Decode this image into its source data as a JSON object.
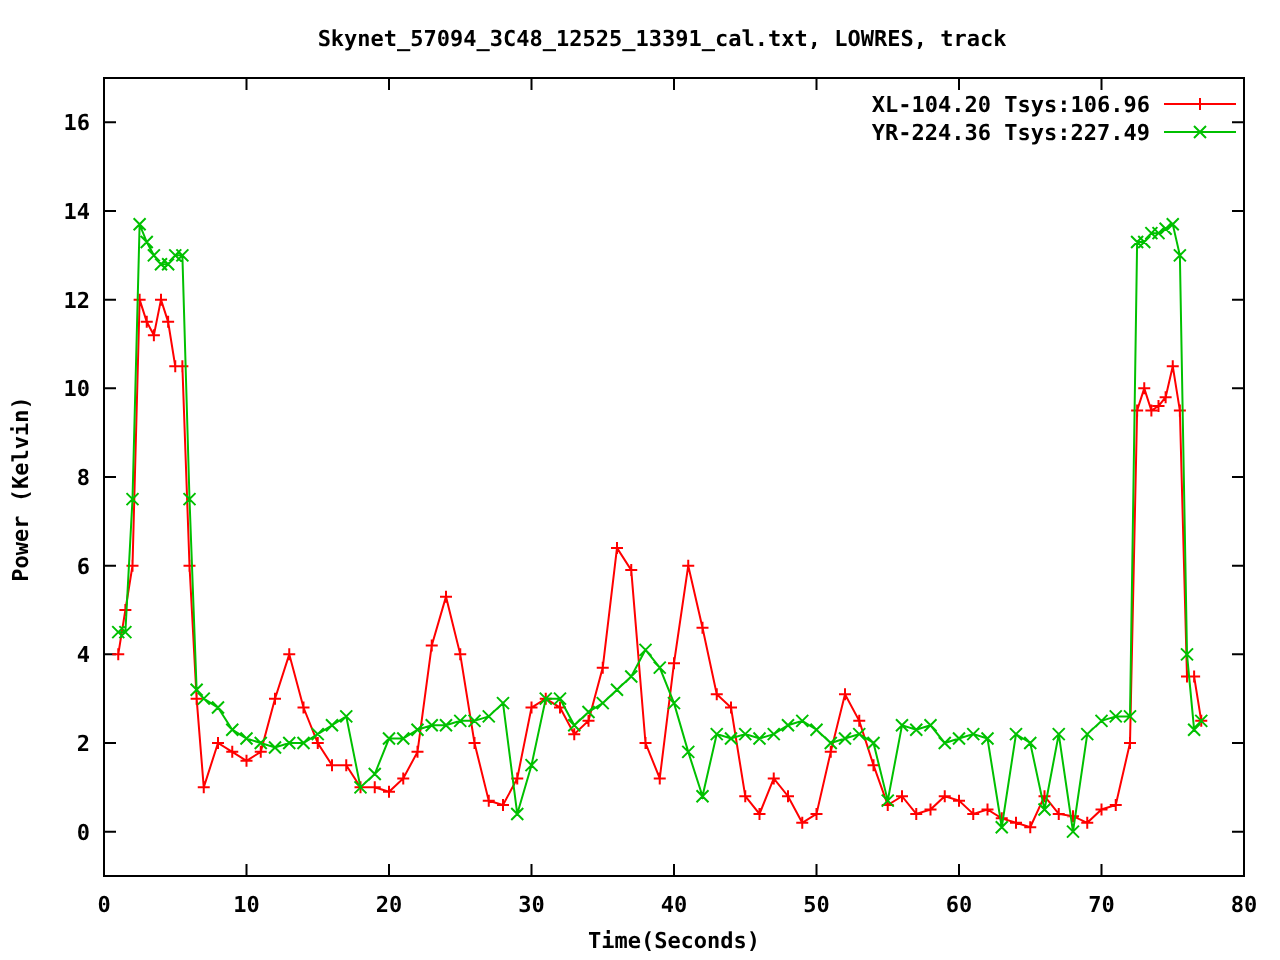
{
  "chart_data": {
    "type": "line",
    "title": "Skynet_57094_3C48_12525_13391_cal.txt, LOWRES, track",
    "xlabel": "Time(Seconds)",
    "ylabel": "Power (Kelvin)",
    "x": [
      1,
      1.5,
      2,
      2.5,
      3,
      3.5,
      4,
      4.5,
      5,
      5.5,
      6,
      6.5,
      7,
      8,
      9,
      10,
      11,
      12,
      13,
      14,
      15,
      16,
      17,
      18,
      19,
      20,
      21,
      22,
      23,
      24,
      25,
      26,
      27,
      28,
      29,
      30,
      31,
      32,
      33,
      34,
      35,
      36,
      37,
      38,
      39,
      40,
      41,
      42,
      43,
      44,
      45,
      46,
      47,
      48,
      49,
      50,
      51,
      52,
      53,
      54,
      55,
      56,
      57,
      58,
      59,
      60,
      61,
      62,
      63,
      64,
      65,
      66,
      67,
      68,
      69,
      70,
      71,
      72,
      72.5,
      73,
      73.5,
      74,
      74.5,
      75,
      75.5,
      76,
      76.5,
      77
    ],
    "series": [
      {
        "name": "XL-104.20 Tsys:106.96",
        "color": "#ff0000",
        "marker": "plus",
        "values": [
          4,
          5,
          6,
          12,
          11.5,
          11.2,
          12,
          11.5,
          10.5,
          10.5,
          6,
          3,
          1,
          2,
          1.8,
          1.6,
          1.8,
          3,
          4,
          2.8,
          2,
          1.5,
          1.5,
          1,
          1,
          0.9,
          1.2,
          1.8,
          4.2,
          5.3,
          4,
          2,
          0.7,
          0.6,
          1.2,
          2.8,
          3,
          2.8,
          2.2,
          2.5,
          3.7,
          6.4,
          5.9,
          2,
          1.2,
          3.8,
          6,
          4.6,
          3.1,
          2.8,
          0.8,
          0.4,
          1.2,
          0.8,
          0.2,
          0.4,
          1.8,
          3.1,
          2.5,
          1.5,
          0.6,
          0.8,
          0.4,
          0.5,
          0.8,
          0.7,
          0.4,
          0.5,
          0.3,
          0.2,
          0.1,
          0.8,
          0.4,
          0.35,
          0.2,
          0.5,
          0.6,
          2,
          9.5,
          10,
          9.5,
          9.6,
          9.8,
          10.5,
          9.5,
          3.5,
          3.5,
          2.5
        ]
      },
      {
        "name": "YR-224.36 Tsys:227.49",
        "color": "#00c000",
        "marker": "cross",
        "values": [
          4.5,
          4.5,
          7.5,
          13.7,
          13.3,
          13,
          12.8,
          12.8,
          13,
          13,
          7.5,
          3.2,
          3,
          2.8,
          2.3,
          2.1,
          2,
          1.9,
          2,
          2,
          2.2,
          2.4,
          2.6,
          1,
          1.3,
          2.1,
          2.1,
          2.3,
          2.4,
          2.4,
          2.5,
          2.5,
          2.6,
          2.9,
          0.4,
          1.5,
          3,
          3,
          2.4,
          2.7,
          2.9,
          3.2,
          3.5,
          4.1,
          3.7,
          2.9,
          1.8,
          0.8,
          2.2,
          2.1,
          2.2,
          2.1,
          2.2,
          2.4,
          2.5,
          2.3,
          2,
          2.1,
          2.2,
          2,
          0.7,
          2.4,
          2.3,
          2.4,
          2,
          2.1,
          2.2,
          2.1,
          0.1,
          2.2,
          2,
          0.5,
          2.2,
          0,
          2.2,
          2.5,
          2.6,
          2.6,
          13.3,
          13.3,
          13.5,
          13.5,
          13.6,
          13.7,
          13,
          4,
          2.3,
          2.5
        ]
      }
    ],
    "legend": true,
    "xlim": [
      0,
      80
    ],
    "ylim": [
      -1,
      17
    ],
    "xticks": [
      0,
      10,
      20,
      30,
      40,
      50,
      60,
      70,
      80
    ],
    "yticks": [
      0,
      2,
      4,
      6,
      8,
      10,
      12,
      14,
      16
    ]
  }
}
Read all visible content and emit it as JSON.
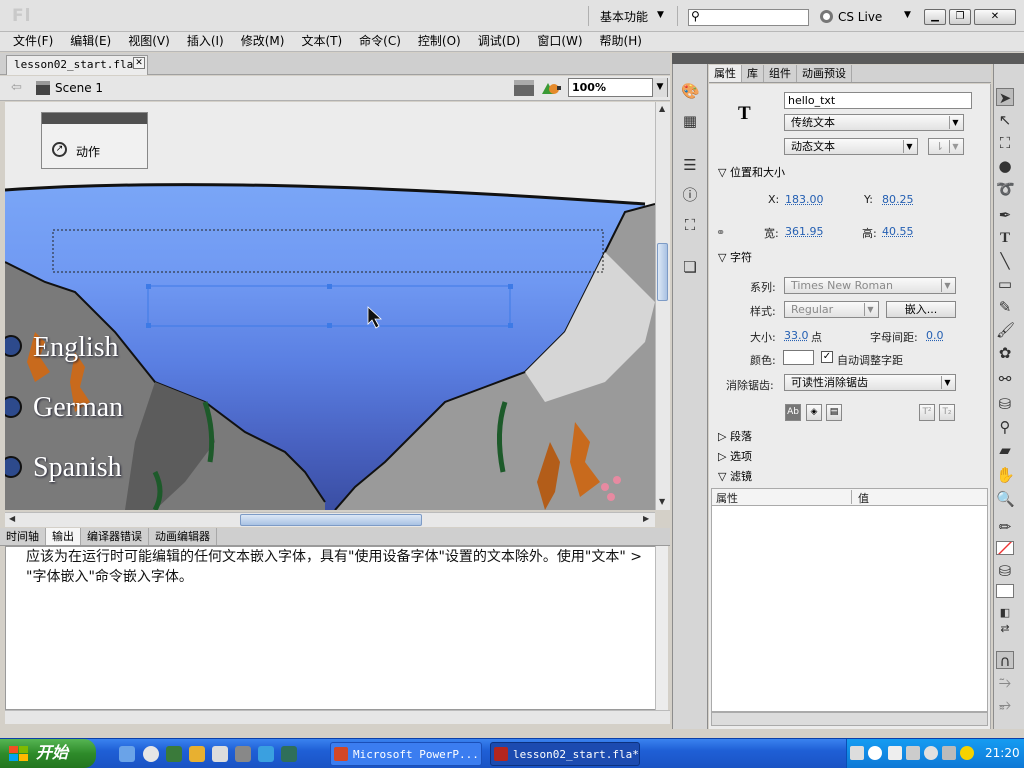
{
  "app": {
    "logo": "Fl",
    "workspace": "基本功能",
    "search_placeholder": "",
    "cs_live": "CS Live"
  },
  "menu": [
    "文件(F)",
    "编辑(E)",
    "视图(V)",
    "插入(I)",
    "修改(M)",
    "文本(T)",
    "命令(C)",
    "控制(O)",
    "调试(D)",
    "窗口(W)",
    "帮助(H)"
  ],
  "document": {
    "tab_title": "lesson02_start.fla*",
    "scene": "Scene 1",
    "zoom": "100%"
  },
  "stage": {
    "actions_panel_label": "动作",
    "languages": [
      "English",
      "German",
      "Spanish"
    ]
  },
  "bottom_panel": {
    "tabs": [
      "时间轴",
      "输出",
      "编译器错误",
      "动画编辑器"
    ],
    "active_tab": "输出",
    "output_text": "应该为在运行时可能编辑的任何文本嵌入字体，具有\"使用设备字体\"设置的文本除外。使用\"文本\" > \"字体嵌入\"命令嵌入字体。"
  },
  "properties": {
    "tabs": [
      "属性",
      "库",
      "组件",
      "动画预设"
    ],
    "active_tab": "属性",
    "instance_name": "hello_txt",
    "text_engine": "传统文本",
    "text_type": "动态文本",
    "position_section": "位置和大小",
    "x_label": "X:",
    "x_value": "183.00",
    "y_label": "Y:",
    "y_value": "80.25",
    "w_label": "宽:",
    "w_value": "361.95",
    "h_label": "高:",
    "h_value": "40.55",
    "char_section": "字符",
    "family_label": "系列:",
    "family_value": "Times New Roman",
    "style_label": "样式:",
    "style_value": "Regular",
    "embed_button": "嵌入...",
    "size_label": "大小:",
    "size_value": "33.0",
    "size_unit": "点",
    "spacing_label": "字母间距:",
    "spacing_value": "0.0",
    "color_label": "颜色:",
    "autokern_label": "自动调整字距",
    "antialias_label": "消除锯齿:",
    "antialias_value": "可读性消除锯齿",
    "paragraph_section": "段落",
    "options_section": "选项",
    "filters_section": "滤镜",
    "filter_col_property": "属性",
    "filter_col_value": "值"
  },
  "taskbar": {
    "start": "开始",
    "items": [
      "Microsoft PowerP...",
      "lesson02_start.fla*"
    ],
    "clock": "21:20"
  },
  "colors": {
    "stage_blue_top": "#6f9af5",
    "stage_blue_mid": "#5a7fe2",
    "selection": "#3d7ae6",
    "taskbar": "#245edb",
    "start": "#3a9a35"
  }
}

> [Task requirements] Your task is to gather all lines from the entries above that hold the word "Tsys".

> [Output for this task]
        "name": "XL-104.20 Tsys:106.96",
        "name": "YR-224.36 Tsys:227.49",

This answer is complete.